**Data records**
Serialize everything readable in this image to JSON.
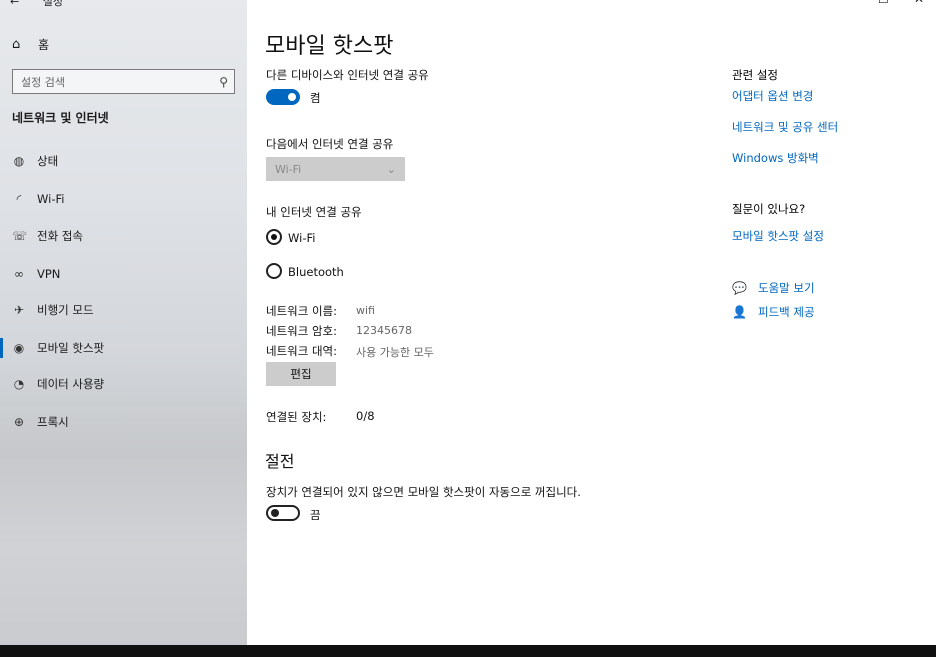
{
  "window": {
    "back_arrow": "←",
    "title": "설정",
    "controls": {
      "minimize": "—",
      "maximize": "☐",
      "close": "✕"
    }
  },
  "sidebar": {
    "home": {
      "icon": "home-icon",
      "label": "홈"
    },
    "search_placeholder": "설정 검색",
    "section_title": "네트워크 및 인터넷",
    "items": [
      {
        "icon": "globe-status-icon",
        "label": "상태"
      },
      {
        "icon": "wifi-icon",
        "label": "Wi-Fi"
      },
      {
        "icon": "dialup-icon",
        "label": "전화 접속"
      },
      {
        "icon": "vpn-icon",
        "label": "VPN"
      },
      {
        "icon": "airplane-icon",
        "label": "비행기 모드"
      },
      {
        "icon": "hotspot-icon",
        "label": "모바일 핫스팟",
        "active": true
      },
      {
        "icon": "data-usage-icon",
        "label": "데이터 사용량"
      },
      {
        "icon": "proxy-globe-icon",
        "label": "프록시"
      }
    ]
  },
  "main": {
    "title": "모바일 핫스팟",
    "share_label": "다른 디바이스와 인터넷 연결 공유",
    "share_toggle_state": "켬",
    "share_from_label": "다음에서 인터넷 연결 공유",
    "share_from_value": "Wi-Fi",
    "share_over_label": "내 인터넷 연결 공유",
    "options": [
      {
        "label": "Wi-Fi",
        "selected": true
      },
      {
        "label": "Bluetooth",
        "selected": false
      }
    ],
    "network_name_label": "네트워크 이름:",
    "network_name_value": "wifi",
    "network_password_label": "네트워크 암호:",
    "network_password_value": "12345678",
    "network_band_label": "네트워크 대역:",
    "network_band_value": "사용 가능한 모두",
    "edit_button": "편집",
    "connected_label": "연결된 장치:",
    "connected_value": "0/8",
    "power_heading": "절전",
    "power_desc": "장치가 연결되어 있지 않으면 모바일 핫스팟이 자동으로 꺼집니다.",
    "power_toggle_state": "끔"
  },
  "related": {
    "title": "관련 설정",
    "links": [
      "어댑터 옵션 변경",
      "네트워크 및 공유 센터",
      "Windows 방화벽"
    ],
    "question_title": "질문이 있나요?",
    "question_link": "모바일 핫스팟 설정",
    "help": [
      {
        "icon": "help-icon",
        "label": "도움말 보기"
      },
      {
        "icon": "feedback-icon",
        "label": "피드백 제공"
      }
    ]
  },
  "colors": {
    "accent": "#0067c0",
    "link": "#0067c0"
  }
}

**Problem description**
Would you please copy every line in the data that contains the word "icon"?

**Solution below**
      "icon": "home-icon",
        "icon": "globe-status-icon",
        "icon": "wifi-icon",
        "icon": "dialup-icon",
        "icon": "vpn-icon",
        "icon": "airplane-icon",
        "icon": "hotspot-icon",
        "icon": "data-usage-icon",
        "icon": "proxy-globe-icon",
        "icon": "help-icon",
        "icon": "feedback-icon",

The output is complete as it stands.